## [Exercise aim]
Go line by line through the entries below and count those containing the string "JSON"; give only the count.

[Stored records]
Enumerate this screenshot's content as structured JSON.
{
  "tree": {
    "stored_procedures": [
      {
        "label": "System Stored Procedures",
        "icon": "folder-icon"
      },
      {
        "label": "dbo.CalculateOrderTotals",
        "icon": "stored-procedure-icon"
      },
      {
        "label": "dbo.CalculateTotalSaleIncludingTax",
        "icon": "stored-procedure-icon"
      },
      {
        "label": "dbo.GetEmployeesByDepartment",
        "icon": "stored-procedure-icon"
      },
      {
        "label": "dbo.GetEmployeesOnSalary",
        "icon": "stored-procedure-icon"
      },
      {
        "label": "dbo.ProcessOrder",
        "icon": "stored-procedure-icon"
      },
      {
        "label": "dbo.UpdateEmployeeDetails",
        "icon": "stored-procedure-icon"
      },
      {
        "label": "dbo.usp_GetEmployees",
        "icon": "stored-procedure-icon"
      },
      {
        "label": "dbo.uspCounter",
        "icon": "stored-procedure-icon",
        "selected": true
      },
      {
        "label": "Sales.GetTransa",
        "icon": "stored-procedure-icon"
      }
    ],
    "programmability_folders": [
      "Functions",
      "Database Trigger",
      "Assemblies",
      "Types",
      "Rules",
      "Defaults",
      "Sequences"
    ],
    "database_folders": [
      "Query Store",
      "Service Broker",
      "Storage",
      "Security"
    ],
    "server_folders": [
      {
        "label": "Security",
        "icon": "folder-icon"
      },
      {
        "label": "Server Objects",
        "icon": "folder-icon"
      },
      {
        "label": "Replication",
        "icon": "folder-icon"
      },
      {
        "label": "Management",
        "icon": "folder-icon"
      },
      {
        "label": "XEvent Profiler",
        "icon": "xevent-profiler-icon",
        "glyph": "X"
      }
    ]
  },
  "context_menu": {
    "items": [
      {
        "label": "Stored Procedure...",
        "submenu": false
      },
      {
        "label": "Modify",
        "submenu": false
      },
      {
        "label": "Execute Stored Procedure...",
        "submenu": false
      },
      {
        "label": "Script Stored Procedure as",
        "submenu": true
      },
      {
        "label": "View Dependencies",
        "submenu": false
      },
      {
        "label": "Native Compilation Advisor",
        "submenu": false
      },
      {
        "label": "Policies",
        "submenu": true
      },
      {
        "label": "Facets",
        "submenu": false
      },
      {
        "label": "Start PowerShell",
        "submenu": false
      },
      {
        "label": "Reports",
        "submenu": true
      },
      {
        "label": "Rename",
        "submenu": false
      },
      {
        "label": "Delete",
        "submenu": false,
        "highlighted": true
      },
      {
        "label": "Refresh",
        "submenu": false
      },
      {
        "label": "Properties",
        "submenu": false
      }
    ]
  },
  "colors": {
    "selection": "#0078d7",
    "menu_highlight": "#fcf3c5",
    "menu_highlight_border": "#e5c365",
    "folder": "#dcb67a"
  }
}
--
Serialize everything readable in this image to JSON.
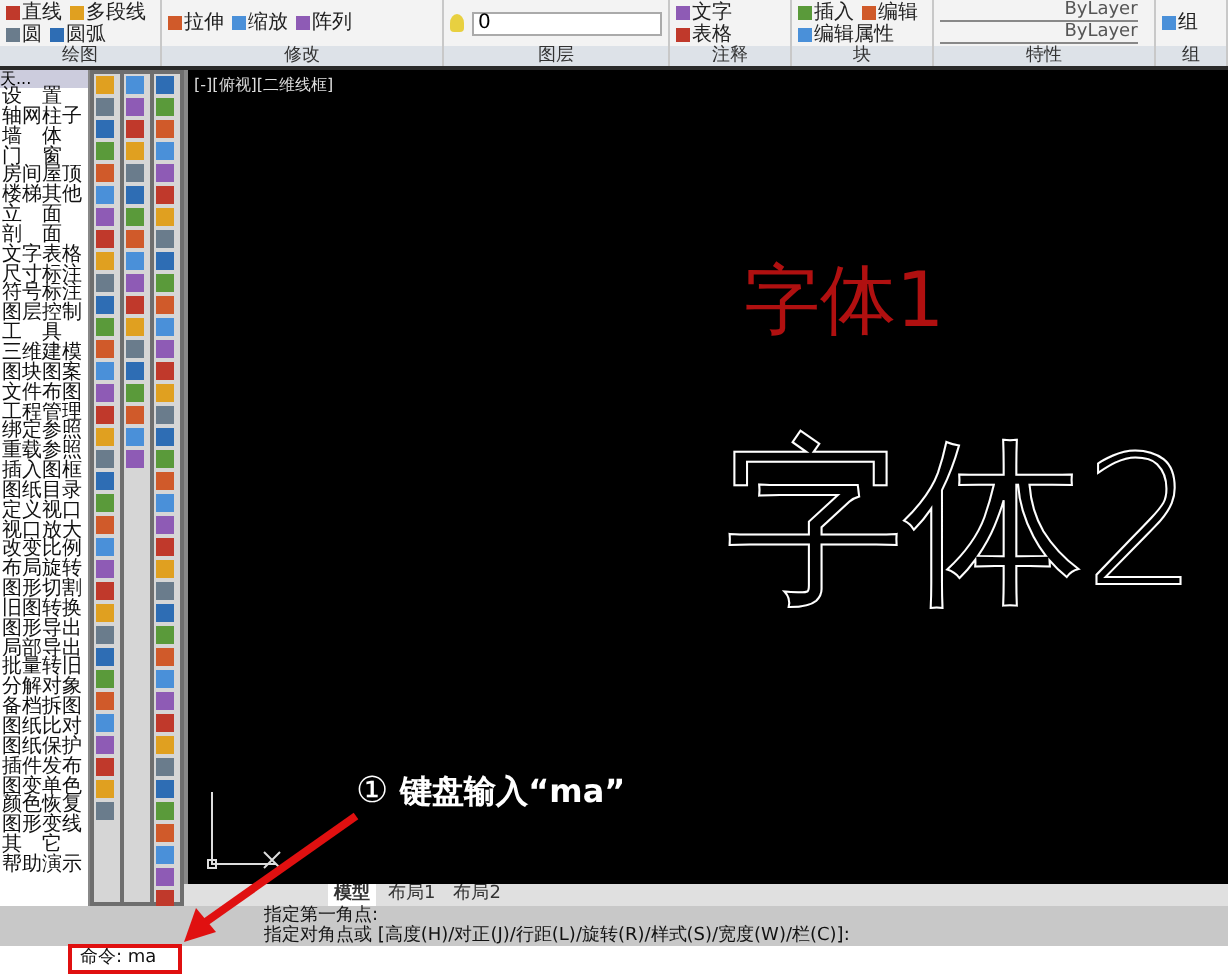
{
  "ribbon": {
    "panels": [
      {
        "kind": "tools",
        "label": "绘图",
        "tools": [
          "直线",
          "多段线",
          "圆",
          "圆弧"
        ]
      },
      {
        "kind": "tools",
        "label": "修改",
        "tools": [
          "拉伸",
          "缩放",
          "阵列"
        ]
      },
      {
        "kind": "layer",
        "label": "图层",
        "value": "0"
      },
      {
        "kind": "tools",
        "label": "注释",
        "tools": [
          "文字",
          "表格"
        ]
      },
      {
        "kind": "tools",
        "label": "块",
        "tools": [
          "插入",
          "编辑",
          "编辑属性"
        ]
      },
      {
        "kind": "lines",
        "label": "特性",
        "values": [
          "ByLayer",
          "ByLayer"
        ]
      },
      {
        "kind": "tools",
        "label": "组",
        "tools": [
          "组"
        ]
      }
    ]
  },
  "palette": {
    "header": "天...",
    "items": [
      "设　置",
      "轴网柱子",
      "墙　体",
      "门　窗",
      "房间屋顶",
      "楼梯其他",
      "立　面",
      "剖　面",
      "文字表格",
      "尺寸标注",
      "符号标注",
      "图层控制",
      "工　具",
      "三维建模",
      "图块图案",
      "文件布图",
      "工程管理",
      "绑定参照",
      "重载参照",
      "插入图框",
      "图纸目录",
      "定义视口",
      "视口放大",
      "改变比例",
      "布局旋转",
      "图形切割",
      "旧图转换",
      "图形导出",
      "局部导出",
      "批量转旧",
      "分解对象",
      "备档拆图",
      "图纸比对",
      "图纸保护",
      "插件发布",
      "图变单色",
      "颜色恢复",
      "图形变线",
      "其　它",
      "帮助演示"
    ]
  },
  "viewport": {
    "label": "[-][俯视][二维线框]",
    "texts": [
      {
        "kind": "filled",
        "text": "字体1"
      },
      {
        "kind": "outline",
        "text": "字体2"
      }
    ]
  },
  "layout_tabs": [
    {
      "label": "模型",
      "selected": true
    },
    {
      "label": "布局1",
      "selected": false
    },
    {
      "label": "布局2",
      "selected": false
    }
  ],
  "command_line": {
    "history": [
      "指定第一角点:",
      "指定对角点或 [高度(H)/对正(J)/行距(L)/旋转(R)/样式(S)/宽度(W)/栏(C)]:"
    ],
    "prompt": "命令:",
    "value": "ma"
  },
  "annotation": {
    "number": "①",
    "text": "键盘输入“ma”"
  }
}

## [Response for this exercise]
2